Santos in Oaxaca's Ancient Churches

A study of santos in 16th-century and other churches in Oaxaca, Mexico

 

By Claire and Richard Stracke
Funded by a grant from the Rockefeller Foundation.

In San Pablo Mitla:

Calvary group
Christ: Ecce Homo
Christ in a coffin

Christ resurrected
Crucifix
Immaculate Heart of Mary
Our Lady of Sorrows
Our Lady of Sorrows (Soledad)
Our Lady of the Assumption (1)
Our Lady of the Assumption (2)
Palm Sunday Christ
St. Anthony of Padua
St. John the Baptist
St. Joseph (1)
St. Joseph (2)
St. Paul (1)
St. Paul (2)
St. Peter
Trinity
Unidentified saint

Other santos not photographed

St. John the Baptist

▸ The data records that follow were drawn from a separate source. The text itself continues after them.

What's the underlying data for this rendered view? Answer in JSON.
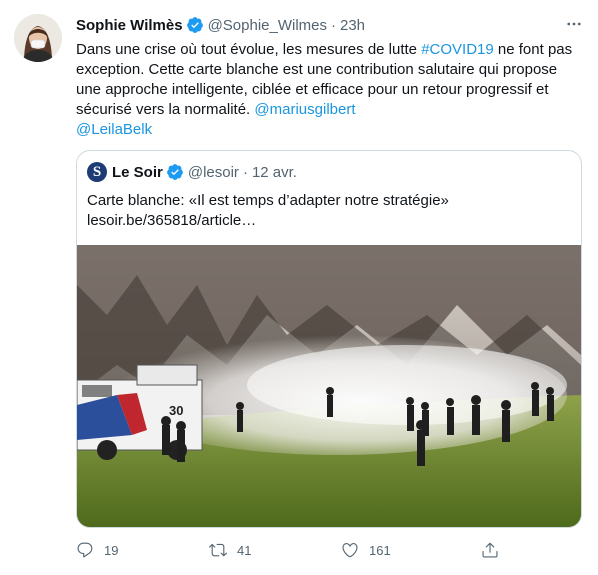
{
  "author": {
    "display_name": "Sophie Wilmès",
    "handle": "@Sophie_Wilmes",
    "separator": "·",
    "time": "23h"
  },
  "tweet": {
    "text_1": "Dans une crise où tout évolue, les mesures de lutte ",
    "hashtag": "#COVID19",
    "text_2": " ne font pas exception. Cette carte blanche est une contribution salutaire qui propose une approche intelligente, ciblée et efficace pour un retour progressif et sécurisé vers la normalité. ",
    "mention_1": "@mariusgilbert",
    "space": " ",
    "mention_2": "@LeilaBelk"
  },
  "quote": {
    "logo_letter": "S",
    "display_name": "Le Soir",
    "handle": "@lesoir",
    "separator": "·",
    "date": "12 avr.",
    "text_line_1": "Carte blanche: «Il est temps d’adapter notre stratégie»",
    "text_line_2": "lesoir.be/365818/article…",
    "image_truck_number": "30"
  },
  "actions": {
    "reply_count": "19",
    "retweet_count": "41",
    "like_count": "161"
  },
  "colors": {
    "link": "#1b95e0",
    "verified": "#1d9bf0",
    "secondary_text": "#536471",
    "border": "#cfd9de"
  }
}
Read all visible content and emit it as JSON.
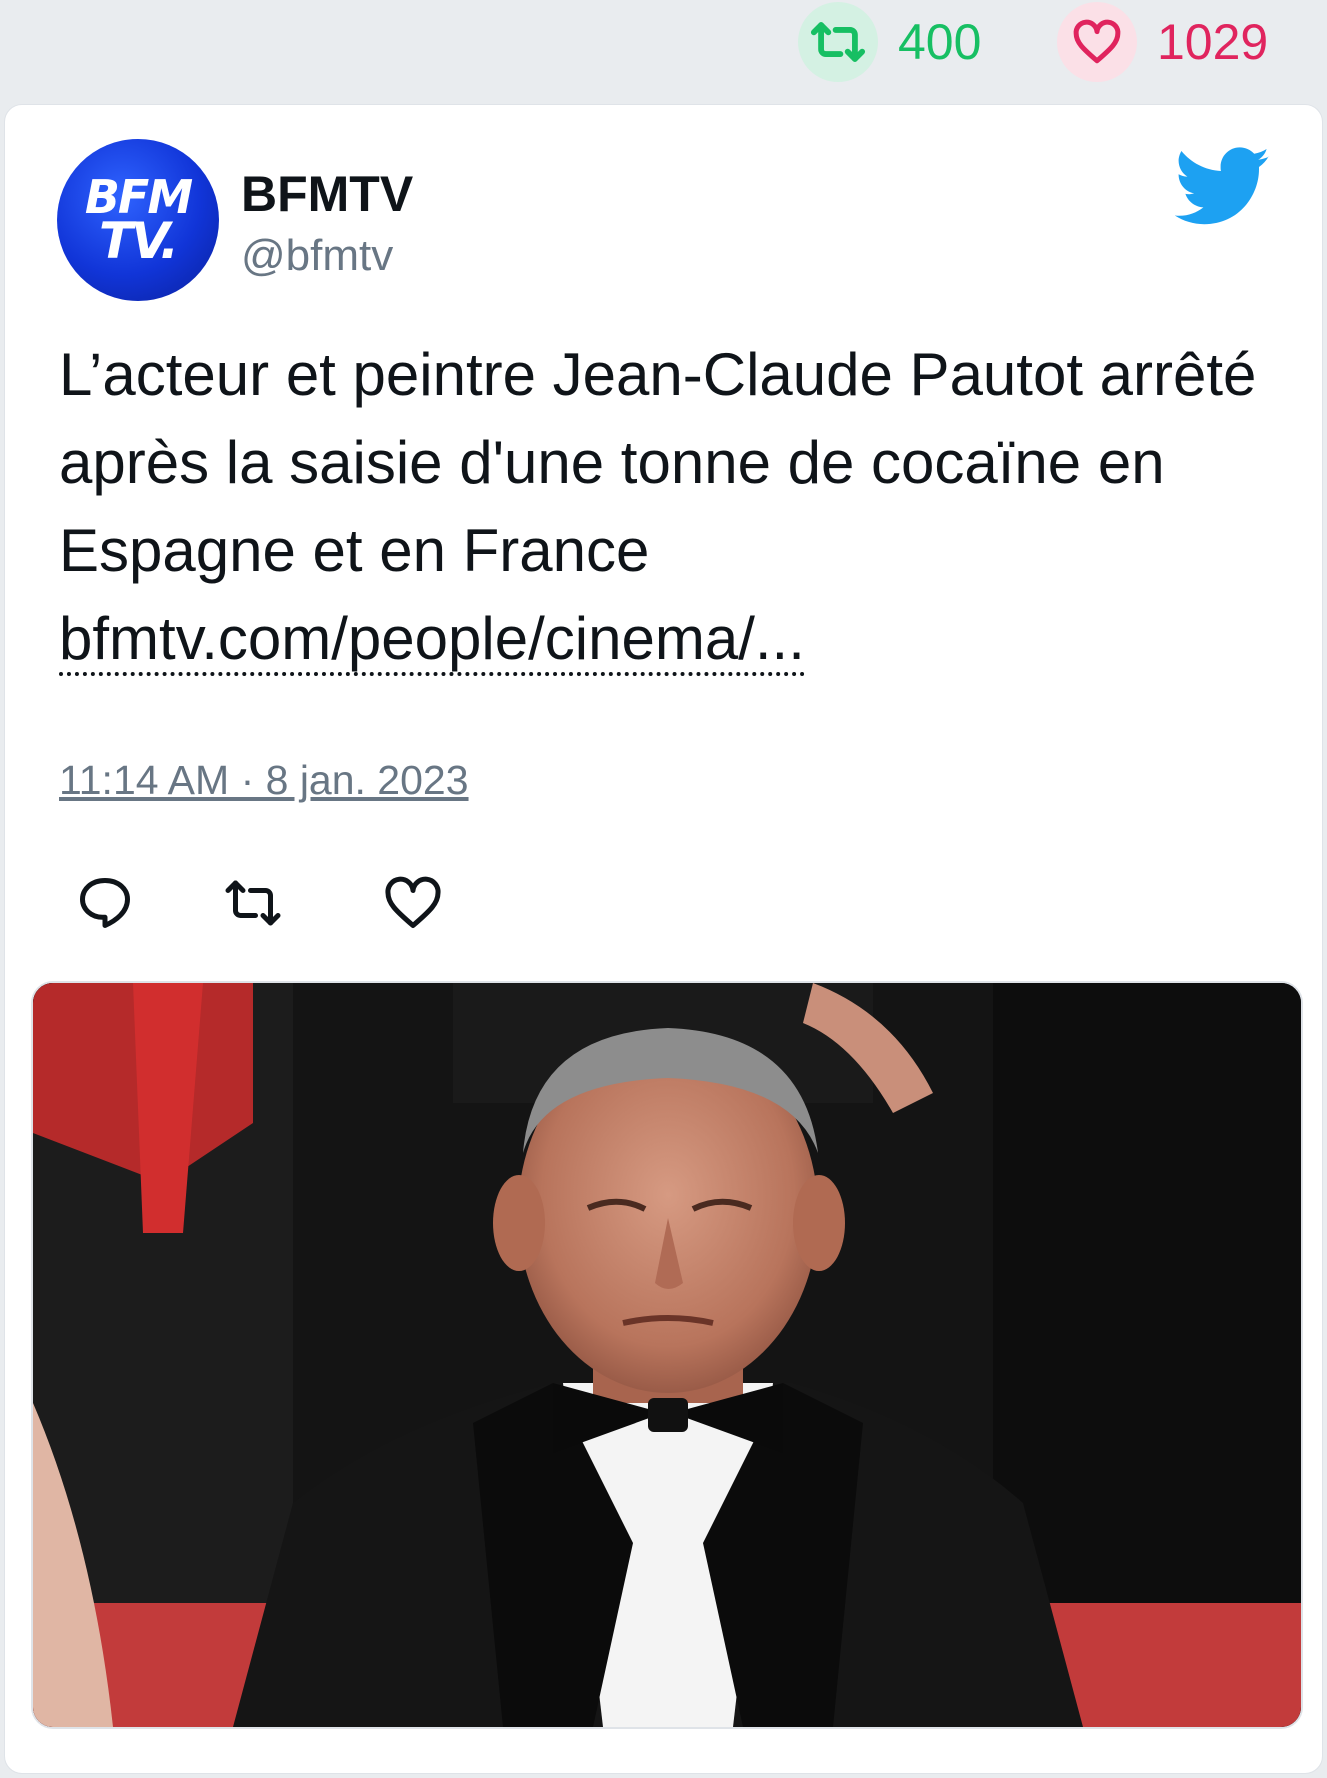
{
  "stats": {
    "retweets": "400",
    "likes": "1029",
    "retweet_color": "#17bf63",
    "like_color": "#e0245e"
  },
  "tweet": {
    "display_name": "BFMTV",
    "handle": "@bfmtv",
    "avatar_text": {
      "line1": "BFM",
      "line2": "TV."
    },
    "text": "L’acteur et peintre Jean-Claude Pautot arrêté après la saisie d'une tonne de cocaïne en Espagne et en France",
    "link": "bfmtv.com/people/cinema/...",
    "timestamp": "11:14 AM · 8 jan. 2023",
    "actions": [
      {
        "name": "reply",
        "icon": "reply-icon"
      },
      {
        "name": "retweet",
        "icon": "retweet-icon"
      },
      {
        "name": "like",
        "icon": "heart-icon"
      }
    ],
    "brand_icon": "twitter-bird-icon",
    "brand_color": "#1da1f2",
    "media_icon": "photo-man-in-tuxedo"
  }
}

St. John the Baptist:
Fingertips missing from right hand. The cross is tied on. The left hand lacks the thumb and joints on the index, the middle finger, and the pinky. A coin has been tied on with a complicated knot. The statue is one with the andas, whose polychrome matches the mantle.

The figure is an uncomfortable ensemble. The arms and the torso are disproportionate to the head, and it may be that the statue has been reconstructed. The garments and the head are of good workmanship.

The polychromed animal skin is white. The red and gold mantle has a complicated design of arabesques, flowers and cross-bars, and is lined in a pattern of cheerful gold wildflowers on a dark background with 3 stripes of gold every 6 inches. The work is reminiscent of patterns seen at Mitla and at Santa Ana del Valle. The polychrome is in good condition, though the andas has cracked and peeled.

Local Name: San Juan Bautista.

Basis for Identification: Wearing animal skin and a mantle, right shoulder bare. Cross in the right hand, left hand extended.

Other characteristics: Beard and long, very curly hair.

Site: Church of San Pablo Huitzo.

Location: On a shelf in the north wall of the nave between the second rib and the apse, to the right of the Assumption (see note).

Media and construction: Polychrome on decorated andas. Hair: carved.

Size: About 3 feet (90 cm.)

Comparable santos in Oaxaca: Achiutla, Coixtlahuaca, HuitzoTamazulapan, Tamazulapan (as child), Teitipac, Teitipac (Beheading), Teitipac (San Juanito), Teotitlán, Zimatlán.

External Links:
Wikimedia Commons: Statues of St. John the Baptist in Mexico
Catholic Encyclopedia: St. John the Baptist
Wikipedia: John the Baptist
Christian Iconography: St. John the Baptist, Prophet and Martyr

Next: On the main altar, a statue of St. Joseph

Previous santo

Introduction to San Pablo Mitla

Santos Home Page

Note: On this site, references to the cardinal directions always assume that the main altar is at the east end of the church, the narthex or entry area at the west end, and the two walls of the nave on the north and south. (The nave is the long central section.) Actual orientations may differ.

The photo shown here is licensed under the Creative Commons Attribution-Share Alike 3.0 Unported license. You are free to share or remix it on two conditions: first, that you attribute it to the photographers, Claire and Richard Stracke, without implying any approval of your work on their part; second, that if you alter, transform, or build upon this photo, you may distribute the resulting work only under the same or similar license to this one.